But the theory’s debt to modernism is also its undoing. Part of the problem, as I’ve noted above, is that the idea of defamiliarization sets at a discount every earlier form of art whose purpose it was to put things in their proper place. But another part of the problem is that defamiliarization is contingent on the existence of the familiar, and the “familiar” is (guess what) historically and culturally variable, as Shklovsky inadvertently demonstrates (and as Michael Levenson pointed out to his class almost twenty years ago):
Tolstoy makes the familiar seem strange by not naming the familiar object. He describes an object as if he were seeing it for the first time, an event as if it were happening for the first time. . . . For example, in “Shame” Tolstoy “defamiliarizes” the idea of flogging in this way: “to strip people who have broken the law, to hurl them to the floor, and to rap on their bottoms with switches,” and, after a few lines, “to lash about on the naked buttocks.” . . . The familiar act of flogging is made unfamiliar both by the description and by the proposal to change its form without changing its nature.

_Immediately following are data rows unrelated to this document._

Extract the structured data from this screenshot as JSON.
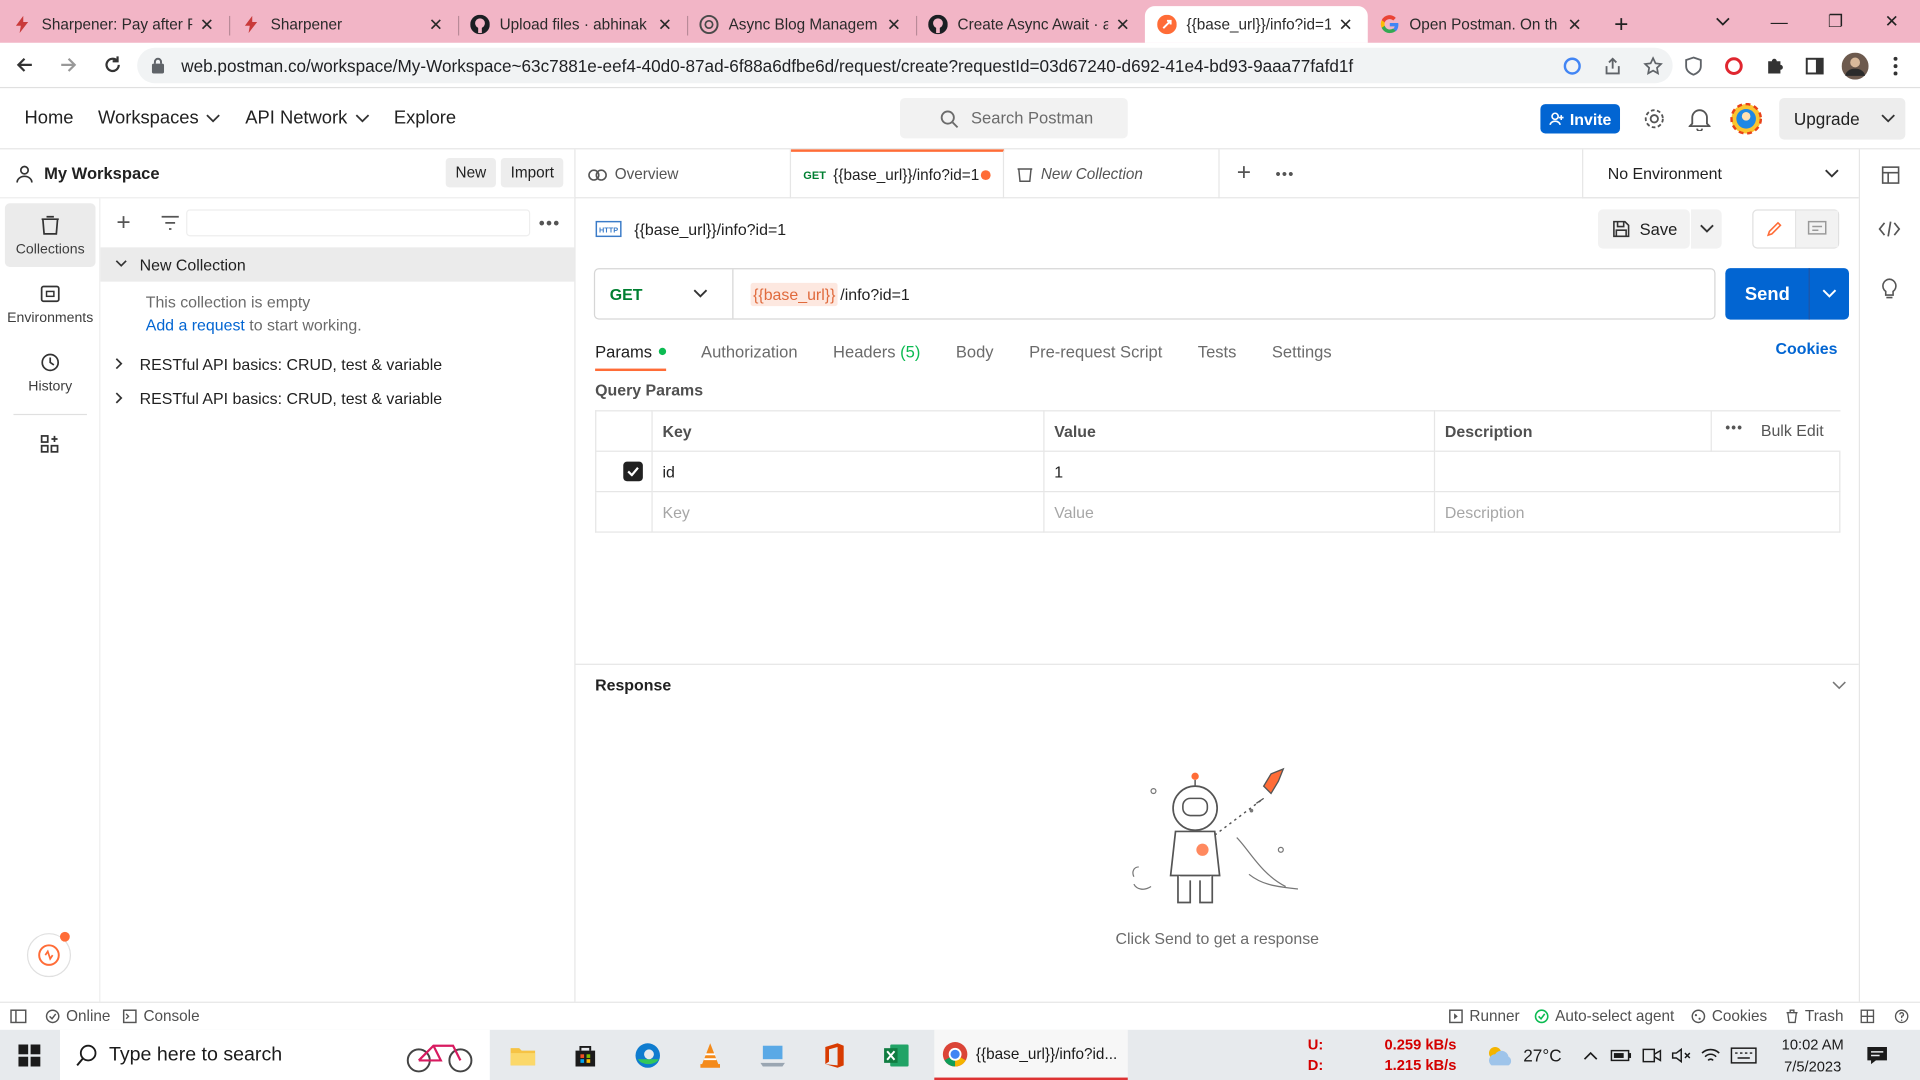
{
  "browser": {
    "tabs": [
      {
        "title": "Sharpener: Pay after P",
        "icon": "sharpener-bolt-icon",
        "active": false
      },
      {
        "title": "Sharpener",
        "icon": "sharpener-bolt-icon",
        "active": false
      },
      {
        "title": "Upload files · abhinak",
        "icon": "github-icon",
        "active": false
      },
      {
        "title": "Async Blog Managem",
        "icon": "openai-icon",
        "active": false
      },
      {
        "title": "Create Async Await · a",
        "icon": "github-icon",
        "active": false
      },
      {
        "title": "{{base_url}}/info?id=1",
        "icon": "postman-icon",
        "active": true
      },
      {
        "title": "Open Postman. On th",
        "icon": "google-icon",
        "active": false
      }
    ],
    "url": "web.postman.co/workspace/My-Workspace~63c7881e-eef4-40d0-87ad-6f88a6dfbe6d/request/create?requestId=03d67240-d692-41e4-bd93-9aaa77fafd1f"
  },
  "postman": {
    "nav": {
      "home": "Home",
      "workspaces": "Workspaces",
      "api_network": "API Network",
      "explore": "Explore"
    },
    "search_placeholder": "Search Postman",
    "invite_label": "Invite",
    "upgrade_label": "Upgrade",
    "workspace_name": "My Workspace",
    "new_label": "New",
    "import_label": "Import",
    "rail": [
      {
        "label": "Collections",
        "icon": "collections-icon"
      },
      {
        "label": "Environments",
        "icon": "environments-icon"
      },
      {
        "label": "History",
        "icon": "history-icon"
      }
    ],
    "tree": {
      "collection_name": "New Collection",
      "empty_text": "This collection is empty",
      "add_link": "Add a request",
      "add_suffix": " to start working.",
      "items": [
        "RESTful API basics: CRUD, test & variable",
        "RESTful API basics: CRUD, test & variable"
      ]
    },
    "workspace_tabs": {
      "overview": "Overview",
      "request_method": "GET",
      "request_title": "{{base_url}}/info?id=1",
      "collection": "New Collection"
    },
    "environment": "No Environment",
    "request": {
      "title": "{{base_url}}/info?id=1",
      "save_label": "Save",
      "method": "GET",
      "url_var": "{{base_url}}",
      "url_path": "/info?id=1",
      "send_label": "Send",
      "tabs": [
        "Params",
        "Authorization",
        "Headers",
        "Body",
        "Pre-request Script",
        "Tests",
        "Settings"
      ],
      "headers_count": "(5)",
      "cookies_label": "Cookies",
      "query_params_label": "Query Params",
      "table": {
        "headers": [
          "Key",
          "Value",
          "Description"
        ],
        "bulk_edit": "Bulk Edit",
        "rows": [
          {
            "key": "id",
            "value": "1",
            "description": ""
          }
        ],
        "placeholders": {
          "key": "Key",
          "value": "Value",
          "description": "Description"
        }
      }
    },
    "response": {
      "title": "Response",
      "hint": "Click Send to get a response"
    },
    "status_bar": {
      "online": "Online",
      "console": "Console",
      "runner": "Runner",
      "agent": "Auto-select agent",
      "cookies": "Cookies",
      "trash": "Trash"
    }
  },
  "taskbar": {
    "search_placeholder": "Type here to search",
    "chrome_label": "{{base_url}}/info?id...",
    "net_up_label": "U:",
    "net_up": "0.259 kB/s",
    "net_down_label": "D:",
    "net_down": "1.215 kB/s",
    "weather": "27°C",
    "time": "10:02 AM",
    "date": "7/5/2023"
  },
  "colors": {
    "postman_orange": "#ff6c37",
    "send_blue": "#0265d2",
    "get_green": "#007f31",
    "tabstrip_pink": "#f2b5c6"
  }
}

Over the years, most of my students, up until the Era of Guantanamo and Abu Ghraib, have responded to this passage by saying, “huh? The familiar act of flogging?” (I suppose we should stop here and thank George Bush and Alberto Gonzales for making this aspect of Shklovsky’s work more teachable today. Thanks, guys.) And once you pull that thread, the whole fabric of the theory starts to unravel. First you start to realize that defamiliarization is a modernist/ avant-garde defense of art, and then you realize that the idea itself has to be historicized. Then you have to start taking account of which times and places might have found flogging to be so habitual that their artists needed to “defamiliarize” it in order to renew perception, and before you know it, you’re asking about the social and cultural norms that art seeks to illuminate or violate, and presto, you’re not a Formalist anymore.
And then you start thinking, hell, what if defamiliarization isn’t specific to “the literary” in the first place? What if the pictures of Abu Ghraib, rather than the short stories of Leo Tolstoy, render the world unfamiliar and strange? What if theory, rather than literature, makes the stone stony? Or if you still don’t like “theory,” try this: once upon a time I was reading an airline magazine when I came across an ad for an ad agency. The agency promised its potential clients that its innovative campaigns would “defamiliarize” products and companies, leading consumers to see them in a wholly new way. This ad made my head hurt. It was as if Entertainment Weekly were quoting Walter Benjamin’s line about how “the bourgeois apparatus of production and publication can assimilate astonishing quantities of revolutionary themes, indeed, can propagate them without calling its own existence, and the existence of the class that owns it, seriously into question.” I half-expected to read “we’ve got ostranenie and we can make it work for you.”
Of course, there’s a way around this problem, but it’s a circular way: you can say that defamiliarization is a property of the literary, and that (as Shklovsky suggests) the literary is found wherever you find defamiliarization—in an advertisement, in Gender Trouble, in Abu Ghraib. But that’s not a very satisfying argument, is it, now. What do you do?
Tune in to find out the chilling answer in next week’s Theory Tuesday!